- _TASK DIRECTIONS_
In full and unchanged, output the entries that follow.

- _Dataset rows describing interfaces_
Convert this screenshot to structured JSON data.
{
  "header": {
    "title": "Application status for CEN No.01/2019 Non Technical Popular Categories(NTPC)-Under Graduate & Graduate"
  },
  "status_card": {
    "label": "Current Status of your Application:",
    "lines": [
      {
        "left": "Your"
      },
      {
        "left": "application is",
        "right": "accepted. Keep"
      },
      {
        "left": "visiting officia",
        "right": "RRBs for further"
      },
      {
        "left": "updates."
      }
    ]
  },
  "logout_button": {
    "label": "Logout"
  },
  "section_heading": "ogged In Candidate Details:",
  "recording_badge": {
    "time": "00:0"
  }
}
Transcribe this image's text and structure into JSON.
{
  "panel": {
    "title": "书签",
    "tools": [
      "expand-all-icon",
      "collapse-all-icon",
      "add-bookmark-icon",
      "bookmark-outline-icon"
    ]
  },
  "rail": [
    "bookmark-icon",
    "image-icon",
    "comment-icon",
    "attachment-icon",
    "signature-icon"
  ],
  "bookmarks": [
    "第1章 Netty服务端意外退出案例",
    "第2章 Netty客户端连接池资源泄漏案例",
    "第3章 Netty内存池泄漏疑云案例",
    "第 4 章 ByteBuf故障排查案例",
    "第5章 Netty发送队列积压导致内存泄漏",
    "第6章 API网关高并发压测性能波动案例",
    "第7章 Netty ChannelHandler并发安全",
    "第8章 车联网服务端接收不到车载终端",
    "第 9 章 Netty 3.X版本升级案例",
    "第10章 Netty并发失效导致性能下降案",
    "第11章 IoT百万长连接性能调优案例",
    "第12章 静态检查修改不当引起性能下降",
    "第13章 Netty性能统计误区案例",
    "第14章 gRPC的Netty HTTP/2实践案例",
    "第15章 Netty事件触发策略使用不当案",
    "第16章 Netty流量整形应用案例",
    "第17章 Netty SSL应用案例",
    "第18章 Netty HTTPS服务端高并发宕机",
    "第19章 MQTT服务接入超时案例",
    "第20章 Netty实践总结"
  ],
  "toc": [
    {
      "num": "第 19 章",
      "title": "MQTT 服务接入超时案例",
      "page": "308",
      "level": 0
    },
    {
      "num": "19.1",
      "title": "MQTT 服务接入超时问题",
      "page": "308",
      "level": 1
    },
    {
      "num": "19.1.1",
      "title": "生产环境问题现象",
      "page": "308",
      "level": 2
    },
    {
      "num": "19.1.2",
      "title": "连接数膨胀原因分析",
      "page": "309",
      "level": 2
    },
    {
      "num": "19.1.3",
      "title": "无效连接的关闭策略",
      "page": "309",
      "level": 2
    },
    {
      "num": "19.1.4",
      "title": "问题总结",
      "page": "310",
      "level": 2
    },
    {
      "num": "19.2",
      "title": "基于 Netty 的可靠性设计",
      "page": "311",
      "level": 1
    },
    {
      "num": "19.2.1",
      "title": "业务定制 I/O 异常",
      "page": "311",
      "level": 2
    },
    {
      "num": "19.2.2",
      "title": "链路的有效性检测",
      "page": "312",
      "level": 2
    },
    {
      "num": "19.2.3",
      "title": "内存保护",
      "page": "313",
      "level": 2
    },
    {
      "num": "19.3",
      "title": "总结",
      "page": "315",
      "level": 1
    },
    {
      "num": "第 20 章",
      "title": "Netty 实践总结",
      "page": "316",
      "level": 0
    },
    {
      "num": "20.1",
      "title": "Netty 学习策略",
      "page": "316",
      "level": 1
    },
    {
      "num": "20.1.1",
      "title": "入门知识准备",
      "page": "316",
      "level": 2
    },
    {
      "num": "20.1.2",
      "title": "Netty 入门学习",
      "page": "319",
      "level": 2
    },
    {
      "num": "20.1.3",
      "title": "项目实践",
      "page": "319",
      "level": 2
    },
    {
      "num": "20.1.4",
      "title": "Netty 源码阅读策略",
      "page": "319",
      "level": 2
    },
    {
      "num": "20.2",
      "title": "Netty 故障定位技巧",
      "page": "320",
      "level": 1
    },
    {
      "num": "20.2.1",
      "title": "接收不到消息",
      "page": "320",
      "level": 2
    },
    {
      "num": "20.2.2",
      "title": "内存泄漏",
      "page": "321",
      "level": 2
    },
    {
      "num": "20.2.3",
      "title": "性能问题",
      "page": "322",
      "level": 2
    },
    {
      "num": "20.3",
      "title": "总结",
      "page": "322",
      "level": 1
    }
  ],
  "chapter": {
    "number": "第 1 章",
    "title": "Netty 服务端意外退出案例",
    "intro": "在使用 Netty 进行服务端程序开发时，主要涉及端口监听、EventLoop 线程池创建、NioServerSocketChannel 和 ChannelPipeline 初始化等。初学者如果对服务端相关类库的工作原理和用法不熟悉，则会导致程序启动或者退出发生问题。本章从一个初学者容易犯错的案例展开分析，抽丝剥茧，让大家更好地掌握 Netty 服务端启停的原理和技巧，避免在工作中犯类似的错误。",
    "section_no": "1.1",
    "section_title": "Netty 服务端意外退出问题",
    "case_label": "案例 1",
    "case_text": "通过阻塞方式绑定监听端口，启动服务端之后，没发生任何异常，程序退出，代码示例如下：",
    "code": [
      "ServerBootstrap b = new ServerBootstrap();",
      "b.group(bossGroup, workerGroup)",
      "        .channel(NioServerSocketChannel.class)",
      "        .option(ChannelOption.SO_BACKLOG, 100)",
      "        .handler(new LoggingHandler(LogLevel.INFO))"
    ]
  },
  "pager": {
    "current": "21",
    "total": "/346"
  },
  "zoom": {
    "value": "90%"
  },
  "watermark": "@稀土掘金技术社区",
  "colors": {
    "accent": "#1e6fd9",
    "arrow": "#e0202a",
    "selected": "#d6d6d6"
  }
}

- _EXERCISE RESULT_
Convert this screenshot to structured JSON data.
{
  "header": {
    "title": "Application status for CEN No.01/2019 Non Technical Popular Categories(NTPC)-Under Graduate & Graduate"
  },
  "status_card": {
    "label": "Current Status of your Application:",
    "lines": [
      {
        "left": "Your"
      },
      {
        "left": "application is",
        "right": "accepted. Keep"
      },
      {
        "left": "visiting officia",
        "right": "RRBs for further"
      },
      {
        "left": "updates."
      }
    ]
  },
  "logout_button": {
    "label": "Logout"
  },
  "section_heading": "ogged In Candidate Details:",
  "recording_badge": {
    "time": "00:0"
  }
}
Transcribe this image's text and structure into JSON.
{
  "panel": {
    "title": "书签",
    "tools": [
      "expand-all-icon",
      "collapse-all-icon",
      "add-bookmark-icon",
      "bookmark-outline-icon"
    ]
  },
  "rail": [
    "bookmark-icon",
    "image-icon",
    "comment-icon",
    "attachment-icon",
    "signature-icon"
  ],
  "bookmarks": [
    "第1章 Netty服务端意外退出案例",
    "第2章 Netty客户端连接池资源泄漏案例",
    "第3章 Netty内存池泄漏疑云案例",
    "第 4 章 ByteBuf故障排查案例",
    "第5章 Netty发送队列积压导致内存泄漏",
    "第6章 API网关高并发压测性能波动案例",
    "第7章 Netty ChannelHandler并发安全",
    "第8章 车联网服务端接收不到车载终端",
    "第 9 章 Netty 3.X版本升级案例",
    "第10章 Netty并发失效导致性能下降案",
    "第11章 IoT百万长连接性能调优案例",
    "第12章 静态检查修改不当引起性能下降",
    "第13章 Netty性能统计误区案例",
    "第14章 gRPC的Netty HTTP/2实践案例",
    "第15章 Netty事件触发策略使用不当案",
    "第16章 Netty流量整形应用案例",
    "第17章 Netty SSL应用案例",
    "第18章 Netty HTTPS服务端高并发宕机",
    "第19章 MQTT服务接入超时案例",
    "第20章 Netty实践总结"
  ],
  "toc": [
    {
      "num": "第 19 章",
      "title": "MQTT 服务接入超时案例",
      "page": "308",
      "level": 0
    },
    {
      "num": "19.1",
      "title": "MQTT 服务接入超时问题",
      "page": "308",
      "level": 1
    },
    {
      "num": "19.1.1",
      "title": "生产环境问题现象",
      "page": "308",
      "level": 2
    },
    {
      "num": "19.1.2",
      "title": "连接数膨胀原因分析",
      "page": "309",
      "level": 2
    },
    {
      "num": "19.1.3",
      "title": "无效连接的关闭策略",
      "page": "309",
      "level": 2
    },
    {
      "num": "19.1.4",
      "title": "问题总结",
      "page": "310",
      "level": 2
    },
    {
      "num": "19.2",
      "title": "基于 Netty 的可靠性设计",
      "page": "311",
      "level": 1
    },
    {
      "num": "19.2.1",
      "title": "业务定制 I/O 异常",
      "page": "311",
      "level": 2
    },
    {
      "num": "19.2.2",
      "title": "链路的有效性检测",
      "page": "312",
      "level": 2
    },
    {
      "num": "19.2.3",
      "title": "内存保护",
      "page": "313",
      "level": 2
    },
    {
      "num": "19.3",
      "title": "总结",
      "page": "315",
      "level": 1
    },
    {
      "num": "第 20 章",
      "title": "Netty 实践总结",
      "page": "316",
      "level": 0
    },
    {
      "num": "20.1",
      "title": "Netty 学习策略",
      "page": "316",
      "level": 1
    },
    {
      "num": "20.1.1",
      "title": "入门知识准备",
      "page": "316",
      "level": 2
    },
    {
      "num": "20.1.2",
      "title": "Netty 入门学习",
      "page": "319",
      "level": 2
    },
    {
      "num": "20.1.3",
      "title": "项目实践",
      "page": "319",
      "level": 2
    },
    {
      "num": "20.1.4",
      "title": "Netty 源码阅读策略",
      "page": "319",
      "level": 2
    },
    {
      "num": "20.2",
      "title": "Netty 故障定位技巧",
      "page": "320",
      "level": 1
    },
    {
      "num": "20.2.1",
      "title": "接收不到消息",
      "page": "320",
      "level": 2
    },
    {
      "num": "20.2.2",
      "title": "内存泄漏",
      "page": "321",
      "level": 2
    },
    {
      "num": "20.2.3",
      "title": "性能问题",
      "page": "322",
      "level": 2
    },
    {
      "num": "20.3",
      "title": "总结",
      "page": "322",
      "level": 1
    }
  ],
  "chapter": {
    "number": "第 1 章",
    "title": "Netty 服务端意外退出案例",
    "intro": "在使用 Netty 进行服务端程序开发时，主要涉及端口监听、EventLoop 线程池创建、NioServerSocketChannel 和 ChannelPipeline 初始化等。初学者如果对服务端相关类库的工作原理和用法不熟悉，则会导致程序启动或者退出发生问题。本章从一个初学者容易犯错的案例展开分析，抽丝剥茧，让大家更好地掌握 Netty 服务端启停的原理和技巧，避免在工作中犯类似的错误。",
    "section_no": "1.1",
    "section_title": "Netty 服务端意外退出问题",
    "case_label": "案例 1",
    "case_text": "通过阻塞方式绑定监听端口，启动服务端之后，没发生任何异常，程序退出，代码示例如下：",
    "code": [
      "ServerBootstrap b = new ServerBootstrap();",
      "b.group(bossGroup, workerGroup)",
      "        .channel(NioServerSocketChannel.class)",
      "        .option(ChannelOption.SO_BACKLOG, 100)",
      "        .handler(new LoggingHandler(LogLevel.INFO))"
    ]
  },
  "pager": {
    "current": "21",
    "total": "/346"
  },
  "zoom": {
    "value": "90%"
  },
  "watermark": "@稀土掘金技术社区",
  "colors": {
    "accent": "#1e6fd9",
    "arrow": "#e0202a",
    "selected": "#d6d6d6"
  }
}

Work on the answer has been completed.